Tungsten-Containing Compound Plays A Unique Role in Converting Cellulose to Ethanol

Tungsten-containing compound plays a unique role in converting cellulose into ethanol because of its special function in catalyzing the cleavage of cellulose carbon-carbon bonds. This major discovery was recently discovered by Dalian Institute of Chemicals Physics of Chinese Academy of Sciences.

Recently, the researcher Aiqin Wang and the academician Tao Zhang of the Dalian Institute of Chemical Physics made new progress in the research of biomass catalytic conversion and developed a multifunctional Mo/Pt/WOx catalyst, a tungsten-containing compound to convert cellulose "one-pot" into ethanol for the first time. Related work has been published on Joule.

cellulose is efficiently converted to ethanol image

As the most abundant biomass resource in nature, cellulose is abundantly derived from agricultural and forestry waste and its inedible characteristics make it an ideal renewable carbon resource for the production of fuels and chemicals. Cellulose ethanol is one of the most important biofuels. Mixing it with gasoline in a certain proportion can form a new generation of clean and environmentally friendly vehicle fuels. The fuels can reduce emissions of automobile exhaust such as carbon monoxide and hydrocarbons. However, up to now, the usage of bio-fermentation technology to produce cellulosic ethanol still faces various technical and economic challenges. To this end, it is of great significance to explore the non-biotransformation method to produce cellulosic ethanol.

the proposed reaction pathway from cellulose to ethanol over the multifunctional catalyst Mo-Pt-WOx image

The research team has been working on the selective cleavage of carbon-carbon bonds and carbon-oxygen bonds in biomass to prepare important small-molecule alcohols. They discovered the first catalytic conversion reaction of cellulose hydrogenolysis to ethylene glycol, and the unique role of tungsten-containing compounds in catalyzing the selective cleavage of cellulose carbon-carbon bonds, and proposed a two-step process in which cellulose can be produced by first oxidative esterification and rehydrogenation reduction.

In this work, the team developed a new Mo/Pt/WOx multi-functional catalyst based on the previous work, which can be used to couple the hydrogenolysis of cellulose to ethylene glycol and ethylene glycol to ethanol. The process of directly producing ethanol in a "one-pot" of cellulose, the ethanol yield of the reaction reached 43.2%. At the same time, the catalyst also exhibits excellent stability and resistance to carbon monoxide poisoning, making it a potential for future practical applications.

The above research work was funded by the National Natural Science Foundation of China, the Ministry of Science and Technology of the People’s Republic of China, and the Chinese Academy of Sciences' Strategic Pilot Science and Technology Project.
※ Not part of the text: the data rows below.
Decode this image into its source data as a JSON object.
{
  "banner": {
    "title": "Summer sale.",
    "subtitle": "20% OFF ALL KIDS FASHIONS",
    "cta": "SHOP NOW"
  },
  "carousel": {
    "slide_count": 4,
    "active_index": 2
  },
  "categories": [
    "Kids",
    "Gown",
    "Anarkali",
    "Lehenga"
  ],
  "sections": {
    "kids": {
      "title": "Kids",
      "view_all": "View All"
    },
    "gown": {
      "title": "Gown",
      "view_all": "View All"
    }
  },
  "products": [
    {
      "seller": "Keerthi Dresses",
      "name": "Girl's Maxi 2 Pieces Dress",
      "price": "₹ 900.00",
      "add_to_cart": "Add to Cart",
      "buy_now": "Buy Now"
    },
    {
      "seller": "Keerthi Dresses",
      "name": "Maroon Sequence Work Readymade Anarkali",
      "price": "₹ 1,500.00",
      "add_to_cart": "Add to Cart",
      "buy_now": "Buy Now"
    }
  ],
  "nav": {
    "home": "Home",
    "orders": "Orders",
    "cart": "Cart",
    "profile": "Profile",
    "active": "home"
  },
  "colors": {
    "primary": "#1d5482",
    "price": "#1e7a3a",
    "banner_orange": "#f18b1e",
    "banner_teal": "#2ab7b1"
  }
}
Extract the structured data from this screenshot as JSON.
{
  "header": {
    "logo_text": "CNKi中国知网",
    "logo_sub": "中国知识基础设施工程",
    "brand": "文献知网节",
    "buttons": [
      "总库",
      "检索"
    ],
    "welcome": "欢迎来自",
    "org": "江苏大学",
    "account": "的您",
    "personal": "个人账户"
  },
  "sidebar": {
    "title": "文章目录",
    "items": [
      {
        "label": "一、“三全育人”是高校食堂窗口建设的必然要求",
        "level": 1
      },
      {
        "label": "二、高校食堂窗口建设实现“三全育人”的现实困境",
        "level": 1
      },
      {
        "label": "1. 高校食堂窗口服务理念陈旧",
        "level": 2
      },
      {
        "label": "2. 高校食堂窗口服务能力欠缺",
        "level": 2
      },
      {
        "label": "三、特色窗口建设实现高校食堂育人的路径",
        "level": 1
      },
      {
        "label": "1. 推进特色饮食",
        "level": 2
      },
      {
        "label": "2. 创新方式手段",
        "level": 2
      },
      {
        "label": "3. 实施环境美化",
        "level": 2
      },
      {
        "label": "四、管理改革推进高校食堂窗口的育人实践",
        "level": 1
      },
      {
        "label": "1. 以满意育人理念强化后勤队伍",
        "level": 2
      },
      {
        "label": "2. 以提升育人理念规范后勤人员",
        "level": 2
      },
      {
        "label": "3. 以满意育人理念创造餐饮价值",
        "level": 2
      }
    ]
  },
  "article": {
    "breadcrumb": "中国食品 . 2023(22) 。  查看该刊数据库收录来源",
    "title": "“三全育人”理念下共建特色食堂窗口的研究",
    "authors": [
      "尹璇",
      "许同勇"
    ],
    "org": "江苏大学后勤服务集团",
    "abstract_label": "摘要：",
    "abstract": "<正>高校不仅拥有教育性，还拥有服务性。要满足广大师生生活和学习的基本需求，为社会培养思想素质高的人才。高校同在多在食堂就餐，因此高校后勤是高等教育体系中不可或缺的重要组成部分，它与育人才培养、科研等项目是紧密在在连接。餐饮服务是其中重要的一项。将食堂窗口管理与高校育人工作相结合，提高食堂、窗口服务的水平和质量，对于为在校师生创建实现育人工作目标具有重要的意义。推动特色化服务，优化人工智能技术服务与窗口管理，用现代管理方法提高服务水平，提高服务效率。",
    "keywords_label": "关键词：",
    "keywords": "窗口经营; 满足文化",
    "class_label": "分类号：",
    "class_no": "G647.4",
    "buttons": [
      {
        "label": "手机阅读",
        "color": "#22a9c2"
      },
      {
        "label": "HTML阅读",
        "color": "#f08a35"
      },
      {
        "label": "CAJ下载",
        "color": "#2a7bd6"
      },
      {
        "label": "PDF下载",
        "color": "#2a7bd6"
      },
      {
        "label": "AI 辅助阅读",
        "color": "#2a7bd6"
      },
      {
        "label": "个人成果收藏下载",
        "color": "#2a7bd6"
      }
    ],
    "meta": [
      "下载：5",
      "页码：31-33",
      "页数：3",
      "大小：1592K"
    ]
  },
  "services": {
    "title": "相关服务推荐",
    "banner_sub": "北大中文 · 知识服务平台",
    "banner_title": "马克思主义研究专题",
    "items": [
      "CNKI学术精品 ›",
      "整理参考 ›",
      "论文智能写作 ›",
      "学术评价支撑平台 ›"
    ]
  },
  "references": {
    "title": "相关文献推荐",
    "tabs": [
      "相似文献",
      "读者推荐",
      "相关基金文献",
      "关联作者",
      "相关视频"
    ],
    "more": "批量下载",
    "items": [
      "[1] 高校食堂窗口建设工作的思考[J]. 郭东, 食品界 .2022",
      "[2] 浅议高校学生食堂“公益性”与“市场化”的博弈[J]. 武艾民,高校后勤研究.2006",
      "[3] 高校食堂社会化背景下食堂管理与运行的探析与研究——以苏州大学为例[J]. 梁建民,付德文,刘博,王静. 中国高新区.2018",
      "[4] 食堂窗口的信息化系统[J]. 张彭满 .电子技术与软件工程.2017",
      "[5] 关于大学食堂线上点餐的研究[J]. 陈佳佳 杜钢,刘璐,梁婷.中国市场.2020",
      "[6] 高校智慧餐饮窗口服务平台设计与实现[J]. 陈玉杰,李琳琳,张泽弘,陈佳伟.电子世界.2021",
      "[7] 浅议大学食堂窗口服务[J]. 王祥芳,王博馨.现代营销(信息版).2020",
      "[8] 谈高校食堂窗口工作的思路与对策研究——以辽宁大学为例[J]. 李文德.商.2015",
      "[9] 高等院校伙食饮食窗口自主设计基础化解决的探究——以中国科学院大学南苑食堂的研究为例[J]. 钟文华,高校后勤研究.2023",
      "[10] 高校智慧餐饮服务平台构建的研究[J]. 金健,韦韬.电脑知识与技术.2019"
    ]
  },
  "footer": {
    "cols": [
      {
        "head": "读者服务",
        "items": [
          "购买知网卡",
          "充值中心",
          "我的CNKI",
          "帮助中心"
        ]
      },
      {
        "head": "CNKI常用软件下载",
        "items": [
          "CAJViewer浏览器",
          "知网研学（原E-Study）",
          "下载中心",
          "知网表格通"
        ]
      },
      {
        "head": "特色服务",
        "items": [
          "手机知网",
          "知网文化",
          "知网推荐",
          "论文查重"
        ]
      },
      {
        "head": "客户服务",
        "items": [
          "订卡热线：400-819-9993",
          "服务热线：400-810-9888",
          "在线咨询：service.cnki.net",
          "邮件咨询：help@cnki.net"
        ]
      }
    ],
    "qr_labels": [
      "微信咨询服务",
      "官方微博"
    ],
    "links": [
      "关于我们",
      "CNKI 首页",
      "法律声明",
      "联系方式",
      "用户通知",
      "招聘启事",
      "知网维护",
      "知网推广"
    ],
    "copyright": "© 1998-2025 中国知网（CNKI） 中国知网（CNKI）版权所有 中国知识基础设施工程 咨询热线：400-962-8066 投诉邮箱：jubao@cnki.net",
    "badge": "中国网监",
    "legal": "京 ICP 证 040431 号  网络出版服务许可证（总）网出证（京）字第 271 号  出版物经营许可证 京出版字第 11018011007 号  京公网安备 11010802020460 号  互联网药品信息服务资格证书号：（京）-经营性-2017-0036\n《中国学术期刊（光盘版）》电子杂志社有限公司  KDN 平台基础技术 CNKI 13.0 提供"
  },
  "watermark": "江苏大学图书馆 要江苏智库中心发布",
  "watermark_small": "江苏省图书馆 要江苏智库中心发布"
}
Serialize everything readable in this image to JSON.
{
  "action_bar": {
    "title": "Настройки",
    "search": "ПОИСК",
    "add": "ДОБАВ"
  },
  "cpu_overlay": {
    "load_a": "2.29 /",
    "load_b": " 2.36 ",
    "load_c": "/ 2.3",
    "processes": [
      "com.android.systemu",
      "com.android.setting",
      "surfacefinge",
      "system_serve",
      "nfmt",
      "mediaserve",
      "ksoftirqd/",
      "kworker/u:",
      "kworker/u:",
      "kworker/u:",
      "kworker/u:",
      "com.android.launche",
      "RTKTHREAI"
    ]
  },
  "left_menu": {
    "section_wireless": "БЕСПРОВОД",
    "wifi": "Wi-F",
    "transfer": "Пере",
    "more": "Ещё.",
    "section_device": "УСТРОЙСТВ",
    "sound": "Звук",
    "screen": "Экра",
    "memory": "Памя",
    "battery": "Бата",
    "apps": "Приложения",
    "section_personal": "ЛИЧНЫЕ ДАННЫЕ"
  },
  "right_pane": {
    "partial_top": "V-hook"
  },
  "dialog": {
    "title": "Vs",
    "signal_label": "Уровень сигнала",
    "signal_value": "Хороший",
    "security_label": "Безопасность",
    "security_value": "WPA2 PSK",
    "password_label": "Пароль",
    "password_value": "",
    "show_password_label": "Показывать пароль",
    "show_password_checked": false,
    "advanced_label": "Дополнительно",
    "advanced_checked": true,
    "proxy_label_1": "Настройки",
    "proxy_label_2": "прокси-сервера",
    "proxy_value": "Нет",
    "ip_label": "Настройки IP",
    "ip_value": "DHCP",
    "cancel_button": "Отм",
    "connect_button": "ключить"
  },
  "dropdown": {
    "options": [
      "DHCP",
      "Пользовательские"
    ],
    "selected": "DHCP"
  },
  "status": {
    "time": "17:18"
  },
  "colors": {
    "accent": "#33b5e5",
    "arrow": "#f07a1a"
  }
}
The research on the use of tungsten-containing compound in converting cellulose to ethanol will keep on going, making cellulosic ethanol biofuels get better promoted in daily life.